Davis County is looking forward to the opening of a number of mixed-use properties, including Station Park, which Sulser says will be, “much larger, more walkable and more attractive than The Gateway.” The Village at North Salt Lake is located on an old gravel pit and will feature condos and retail establishments. Midtown Village at Legend Hill in Clearfield is an eight-story complex including 263 luxury condos and a performing arts theater. It will hold the distinction of the first mixed-use development outside of Salt Lake City. “This development will be a major destination for both Clearfield residents and others in Davis and Weber counties, where people can live, work, shop, dine and be entertained all in one complex,” Clearfield Mayor Don Woods says.

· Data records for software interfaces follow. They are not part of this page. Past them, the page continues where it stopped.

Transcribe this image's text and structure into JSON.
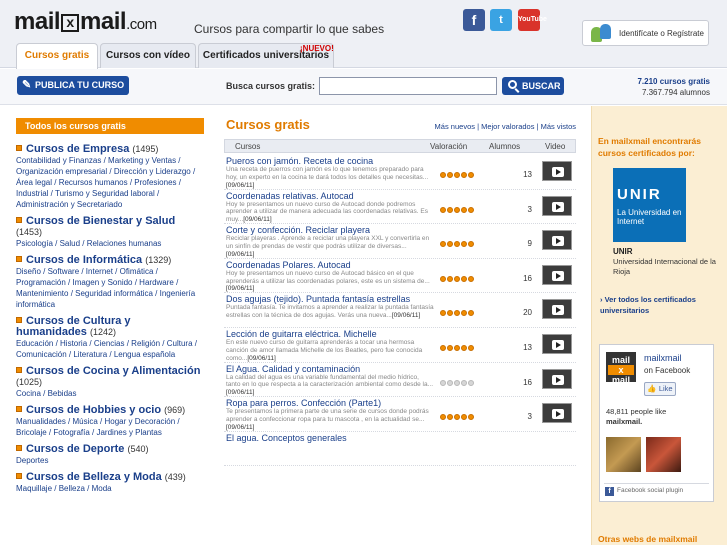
{
  "header": {
    "logo_pre": "mail",
    "logo_x": "x",
    "logo_post": "mail",
    "logo_com": ".com",
    "tagline": "Cursos para compartir lo que sabes",
    "login_label": "Identifícate o Regístrate",
    "facebook_glyph": "f",
    "twitter_glyph": "t",
    "youtube_glyph": "YouTube"
  },
  "tabs": [
    {
      "label": "Cursos gratis",
      "active": true
    },
    {
      "label": "Cursos con vídeo"
    },
    {
      "label": "Certificados universitarios",
      "badge": "¡NUEVO!"
    }
  ],
  "search": {
    "publica_label": "PUBLICA TU CURSO",
    "label": "Busca cursos gratis:",
    "placeholder": "",
    "button_label": "BUSCAR"
  },
  "stats": {
    "courses_count": "7.210",
    "courses_label": "cursos gratis",
    "students": "7.367.794 alumnos"
  },
  "left": {
    "header": "Todos los cursos gratis",
    "categories": [
      {
        "title": "Cursos de Empresa",
        "count": "(1495)",
        "subs": "Contabilidad y Finanzas / Marketing y Ventas / Organización empresarial / Dirección y Liderazgo / Área legal / Recursos humanos / Profesiones / Industrial / Turismo y Seguridad laboral / Administración y Secretariado"
      },
      {
        "title": "Cursos de Bienestar y Salud",
        "count": "(1453)",
        "subs": "Psicología / Salud / Relaciones humanas"
      },
      {
        "title": "Cursos de Informática",
        "count": "(1329)",
        "subs": "Diseño / Software / Internet / Ofimática / Programación / Imagen y Sonido / Hardware / Mantenimiento / Seguridad informática / Ingeniería informática"
      },
      {
        "title": "Cursos de Cultura y humanidades",
        "count": "(1242)",
        "subs": "Educación / Historia / Ciencias / Religión / Cultura / Comunicación / Literatura / Lengua española"
      },
      {
        "title": "Cursos de Cocina y Alimentación",
        "count": "(1025)",
        "subs": "Cocina / Bebidas"
      },
      {
        "title": "Cursos de Hobbies y ocio",
        "count": "(969)",
        "subs": "Manualidades / Música / Hogar y Decoración / Bricolaje / Fotografía / Jardines y Plantas"
      },
      {
        "title": "Cursos de Deporte",
        "count": "(540)",
        "subs": "Deportes"
      },
      {
        "title": "Cursos de Belleza y Moda",
        "count": "(439)",
        "subs": "Maquillaje / Belleza / Moda"
      }
    ]
  },
  "center": {
    "title": "Cursos gratis",
    "sort_links": "Más nuevos | Mejor valorados | Más vistos",
    "columns": {
      "cursos": "Cursos",
      "valoracion": "Valoración",
      "alumnos": "Alumnos",
      "video": "Video"
    },
    "courses": [
      {
        "title": "Pueros con jamón. Receta de cocina",
        "desc": "Una receta de puerros con jamón es lo que tenemos preparado para hoy, un experto en la cocina te dará todos los detalles que necesitas...",
        "date": "[09/06/11]",
        "rating": 5,
        "students": "13"
      },
      {
        "title": "Coordenadas relativas. Autocad",
        "desc": "Hoy te presentamos un nuevo curso de Autocad donde podremos aprender a utilizar de manera adecuada las coordenadas relativas. Es muy...",
        "date": "[09/06/11]",
        "rating": 5,
        "students": "3"
      },
      {
        "title": "Corte y confección. Reciclar playera",
        "desc": "Reciclar playeras . Aprende a reciclar una playera XXL y convertirla en un sinfín de prendas de vestir que podrás utilizar de diversas...",
        "date": "[09/06/11]",
        "rating": 5,
        "students": "9"
      },
      {
        "title": "Coordenadas Polares. Autocad",
        "desc": "Hoy te presentamos un nuevo curso de Autocad básico en el que aprenderás a utilizar las coordenadas polares, este es un sistema de...",
        "date": "[09/06/11]",
        "rating": 5,
        "students": "16"
      },
      {
        "title": "Dos agujas (tejido). Puntada fantasía estrellas",
        "desc": "Puntada fantasía. Te invitamos a aprender a realizar la puntada fantasía estrellas con la técnica de dos agujas. Verás una nueva...",
        "date": "[09/06/11]",
        "rating": 5,
        "students": "20"
      },
      {
        "title": "Lección de guitarra eléctrica. Michelle",
        "desc": "En este nuevo curso de guitarra aprenderás a tocar una hermosa canción de amor llamada Michelle de los Beatles, pero fue conocida como...",
        "date": "[09/06/11]",
        "rating": 5,
        "students": "13"
      },
      {
        "title": "El Agua. Calidad y contaminación",
        "desc": "La calidad del agua es una variable fundamental del medio hídrico, tanto en lo que respecta a la caracterización ambiental como desde la...",
        "date": "[09/06/11]",
        "rating": 0,
        "students": "16"
      },
      {
        "title": "Ropa para perros. Confección (Parte1)",
        "desc": "Te presentamos la primera parte de una serie de cursos donde podrás aprender a confeccionar ropa para tu mascota , en la actualidad se...",
        "date": "[09/06/11]",
        "rating": 5,
        "students": "3"
      },
      {
        "title": "El agua. Conceptos generales",
        "desc": "",
        "date": "",
        "rating": 0,
        "students": ""
      }
    ]
  },
  "right": {
    "heading": "En mailxmail encontrarás cursos certificados por:",
    "unir_big": "UNIR",
    "unir_small": "La Universidad en Internet",
    "unir_name": "UNIR",
    "unir_desc": "Universidad Internacional de la Rioja",
    "ver_todos": "› Ver todos los certificados universitarios",
    "fb": {
      "logo_top": "mail",
      "logo_x": "x",
      "logo_bottom": "mail",
      "name": "mailxmail",
      "on": "on Facebook",
      "like": "Like",
      "people_pre": "48,811 people like",
      "people_name": "mailxmail.",
      "plugin": "Facebook social plugin"
    },
    "otras_webs": "Otras webs de mailxmail"
  },
  "colors": {
    "accent_orange": "#f08c00",
    "brand_blue": "#1d4d9e",
    "link_blue": "#1a3f8a"
  }
}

Similar conditions exist in Ogden, and a variety of mixed-use developments are slated to come online. The Junction, which was formerly the site of the Ogden City Mall, features a children’s museum, offices, condos and the High Adventure Recreation Center on approximately 20 acres. The Ogden River Project is a 60-acre redevelopment project north of the business district that will feature urban living and small-scale commercial enterprises. Midtown Village will include a $115 million, 12- to 14-story building with condos, 55,000 square feet of retail space and a hotel with a family oriented water park. Additionally, the developers of the former Ben Lomond Hotel are excited about the property’s proximity to the Ogden FrontRunner station, McConkie says, because, “They anticipate that there will be a demand for condo housing that is within walking distance of FrontRunner.”
FrontRunner will play an increasingly important role in the continued growth of Northern Utah as traffic issues persist. Utah Transit Authority’s commuter rail is set to begin service in the spring and will connect a 44-mile corridor from Pleasant View to Salt Lake City. Davis County will have four Frontrunner stops: Clearfield, Layton, Farmington and Woods Cross; Weber County has one in Roy, Ogden and Pleasant View. Sulser expects that just a 5 percent ridership from Davis County residents will reduce traffic congestion along I-15.
Northern Utah is also looking at new ways to encourage entrepreneurial success in the area. Weber, Davis and Morgan Counties are collaborating with Weber State University to promote a project led by Grow Utah Ventures, a venture capital organization that assists early stage Utah businesses. “We are now working on a program called SEED Weber/Morgan/Davis to create more entrepreneurs and home-grown business,” Kusina explains. “We are trying to embrace more of the economic potential than just recruiting new companies. More energy is going toward helping grow the the companies that are here and pushing entrepreneurship and local business development.”